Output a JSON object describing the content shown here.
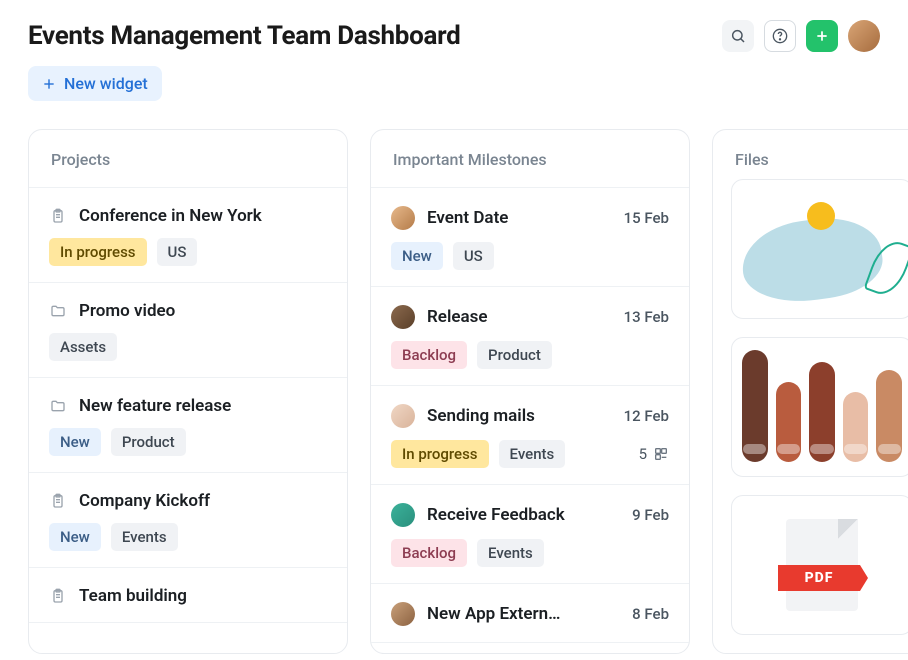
{
  "header": {
    "title": "Events Management Team Dashboard",
    "new_widget_label": "New widget"
  },
  "projects": {
    "header": "Projects",
    "items": [
      {
        "icon": "clipboard",
        "name": "Conference in New York",
        "tags": [
          {
            "label": "In progress",
            "kind": "inprogress"
          },
          {
            "label": "US",
            "kind": "plain"
          }
        ]
      },
      {
        "icon": "folder",
        "name": "Promo video",
        "tags": [
          {
            "label": "Assets",
            "kind": "plain"
          }
        ]
      },
      {
        "icon": "folder",
        "name": "New feature release",
        "tags": [
          {
            "label": "New",
            "kind": "new"
          },
          {
            "label": "Product",
            "kind": "plain"
          }
        ]
      },
      {
        "icon": "clipboard",
        "name": "Company Kickoff",
        "tags": [
          {
            "label": "New",
            "kind": "new"
          },
          {
            "label": "Events",
            "kind": "plain"
          }
        ]
      },
      {
        "icon": "clipboard",
        "name": "Team building",
        "tags": []
      }
    ]
  },
  "milestones": {
    "header": "Important Milestones",
    "items": [
      {
        "avatar": "av1",
        "name": "Event Date",
        "date": "15 Feb",
        "tags": [
          {
            "label": "New",
            "kind": "new"
          },
          {
            "label": "US",
            "kind": "plain"
          }
        ],
        "subtasks": null
      },
      {
        "avatar": "av2",
        "name": "Release",
        "date": "13 Feb",
        "tags": [
          {
            "label": "Backlog",
            "kind": "backlog"
          },
          {
            "label": "Product",
            "kind": "plain"
          }
        ],
        "subtasks": null
      },
      {
        "avatar": "av3",
        "name": "Sending mails",
        "date": "12 Feb",
        "tags": [
          {
            "label": "In progress",
            "kind": "inprogress"
          },
          {
            "label": "Events",
            "kind": "plain"
          }
        ],
        "subtasks": "5"
      },
      {
        "avatar": "av4",
        "name": "Receive Feedback",
        "date": "9 Feb",
        "tags": [
          {
            "label": "Backlog",
            "kind": "backlog"
          },
          {
            "label": "Events",
            "kind": "plain"
          }
        ],
        "subtasks": null
      },
      {
        "avatar": "av5",
        "name": "New App Extern…",
        "date": "8 Feb",
        "tags": [],
        "subtasks": null
      }
    ]
  },
  "files": {
    "header": "Files",
    "pdf_label": "PDF"
  }
}
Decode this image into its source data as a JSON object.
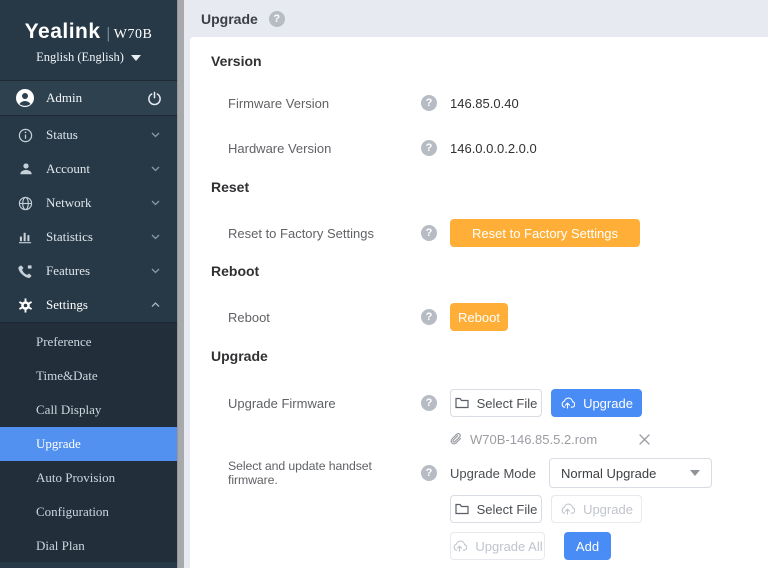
{
  "brand": {
    "logo": "Yealink",
    "model": "W70B",
    "language": "English (English)"
  },
  "user": {
    "name": "Admin"
  },
  "sidebar": {
    "items": [
      {
        "label": "Status",
        "icon": "info-icon",
        "state": "collapsed"
      },
      {
        "label": "Account",
        "icon": "user-icon",
        "state": "collapsed"
      },
      {
        "label": "Network",
        "icon": "globe-icon",
        "state": "collapsed"
      },
      {
        "label": "Statistics",
        "icon": "bar-chart-icon",
        "state": "collapsed"
      },
      {
        "label": "Features",
        "icon": "phone-icon",
        "state": "collapsed"
      },
      {
        "label": "Settings",
        "icon": "gear-icon",
        "state": "expanded"
      }
    ],
    "submenu": [
      "Preference",
      "Time&Date",
      "Call Display",
      "Upgrade",
      "Auto Provision",
      "Configuration",
      "Dial Plan"
    ],
    "active_submenu": "Upgrade"
  },
  "page": {
    "title": "Upgrade"
  },
  "version": {
    "heading": "Version",
    "firmware_label": "Firmware Version",
    "firmware_value": "146.85.0.40",
    "hardware_label": "Hardware Version",
    "hardware_value": "146.0.0.0.2.0.0"
  },
  "reset": {
    "heading": "Reset",
    "label": "Reset to Factory Settings",
    "button": "Reset to Factory Settings"
  },
  "reboot": {
    "heading": "Reboot",
    "label": "Reboot",
    "button": "Reboot"
  },
  "upgrade": {
    "heading": "Upgrade",
    "firmware_label": "Upgrade Firmware",
    "select_file_button": "Select File",
    "upgrade_button": "Upgrade",
    "file_name": "W70B-146.85.5.2.rom",
    "handset_label": "Select and update handset firmware.",
    "mode_label": "Upgrade Mode",
    "mode_value": "Normal Upgrade",
    "select_file2_button": "Select File",
    "upgrade2_button": "Upgrade",
    "upgrade_all_button": "Upgrade All",
    "add_button": "Add"
  },
  "colors": {
    "sidebar_bg": "#273946",
    "submenu_bg": "#222f3a",
    "active_blue": "#5291f0",
    "primary_blue": "#4a8cf5",
    "warning_orange": "#ffaf38",
    "header_bg": "#e7eaf1"
  }
}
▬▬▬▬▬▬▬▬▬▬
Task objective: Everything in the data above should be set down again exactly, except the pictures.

Written answer:
Output a JSON object describing the content shown here.
{
  "header": {
    "title": "Events Management Team Dashboard",
    "new_widget_label": "New widget"
  },
  "projects": {
    "header": "Projects",
    "items": [
      {
        "icon": "clipboard",
        "name": "Conference in New York",
        "tags": [
          {
            "label": "In progress",
            "kind": "inprogress"
          },
          {
            "label": "US",
            "kind": "plain"
          }
        ]
      },
      {
        "icon": "folder",
        "name": "Promo video",
        "tags": [
          {
            "label": "Assets",
            "kind": "plain"
          }
        ]
      },
      {
        "icon": "folder",
        "name": "New feature release",
        "tags": [
          {
            "label": "New",
            "kind": "new"
          },
          {
            "label": "Product",
            "kind": "plain"
          }
        ]
      },
      {
        "icon": "clipboard",
        "name": "Company Kickoff",
        "tags": [
          {
            "label": "New",
            "kind": "new"
          },
          {
            "label": "Events",
            "kind": "plain"
          }
        ]
      },
      {
        "icon": "clipboard",
        "name": "Team building",
        "tags": []
      }
    ]
  },
  "milestones": {
    "header": "Important Milestones",
    "items": [
      {
        "avatar": "av1",
        "name": "Event Date",
        "date": "15 Feb",
        "tags": [
          {
            "label": "New",
            "kind": "new"
          },
          {
            "label": "US",
            "kind": "plain"
          }
        ],
        "subtasks": null
      },
      {
        "avatar": "av2",
        "name": "Release",
        "date": "13 Feb",
        "tags": [
          {
            "label": "Backlog",
            "kind": "backlog"
          },
          {
            "label": "Product",
            "kind": "plain"
          }
        ],
        "subtasks": null
      },
      {
        "avatar": "av3",
        "name": "Sending mails",
        "date": "12 Feb",
        "tags": [
          {
            "label": "In progress",
            "kind": "inprogress"
          },
          {
            "label": "Events",
            "kind": "plain"
          }
        ],
        "subtasks": "5"
      },
      {
        "avatar": "av4",
        "name": "Receive Feedback",
        "date": "9 Feb",
        "tags": [
          {
            "label": "Backlog",
            "kind": "backlog"
          },
          {
            "label": "Events",
            "kind": "plain"
          }
        ],
        "subtasks": null
      },
      {
        "avatar": "av5",
        "name": "New App Extern…",
        "date": "8 Feb",
        "tags": [],
        "subtasks": null
      }
    ]
  },
  "files": {
    "header": "Files",
    "pdf_label": "PDF"
  }
}
Decode this image into its source data as a JSON object.
{
  "brand": {
    "logo": "Yealink",
    "model": "W70B",
    "language": "English (English)"
  },
  "user": {
    "name": "Admin"
  },
  "sidebar": {
    "items": [
      {
        "label": "Status",
        "icon": "info-icon",
        "state": "collapsed"
      },
      {
        "label": "Account",
        "icon": "user-icon",
        "state": "collapsed"
      },
      {
        "label": "Network",
        "icon": "globe-icon",
        "state": "collapsed"
      },
      {
        "label": "Statistics",
        "icon": "bar-chart-icon",
        "state": "collapsed"
      },
      {
        "label": "Features",
        "icon": "phone-icon",
        "state": "collapsed"
      },
      {
        "label": "Settings",
        "icon": "gear-icon",
        "state": "expanded"
      }
    ],
    "submenu": [
      "Preference",
      "Time&Date",
      "Call Display",
      "Upgrade",
      "Auto Provision",
      "Configuration",
      "Dial Plan"
    ],
    "active_submenu": "Upgrade"
  },
  "page": {
    "title": "Upgrade"
  },
  "version": {
    "heading": "Version",
    "firmware_label": "Firmware Version",
    "firmware_value": "146.85.0.40",
    "hardware_label": "Hardware Version",
    "hardware_value": "146.0.0.0.2.0.0"
  },
  "reset": {
    "heading": "Reset",
    "label": "Reset to Factory Settings",
    "button": "Reset to Factory Settings"
  },
  "reboot": {
    "heading": "Reboot",
    "label": "Reboot",
    "button": "Reboot"
  },
  "upgrade": {
    "heading": "Upgrade",
    "firmware_label": "Upgrade Firmware",
    "select_file_button": "Select File",
    "upgrade_button": "Upgrade",
    "file_name": "W70B-146.85.5.2.rom",
    "handset_label": "Select and update handset firmware.",
    "mode_label": "Upgrade Mode",
    "mode_value": "Normal Upgrade",
    "select_file2_button": "Select File",
    "upgrade2_button": "Upgrade",
    "upgrade_all_button": "Upgrade All",
    "add_button": "Add"
  },
  "colors": {
    "sidebar_bg": "#273946",
    "submenu_bg": "#222f3a",
    "active_blue": "#5291f0",
    "primary_blue": "#4a8cf5",
    "warning_orange": "#ffaf38",
    "header_bg": "#e7eaf1"
  }
}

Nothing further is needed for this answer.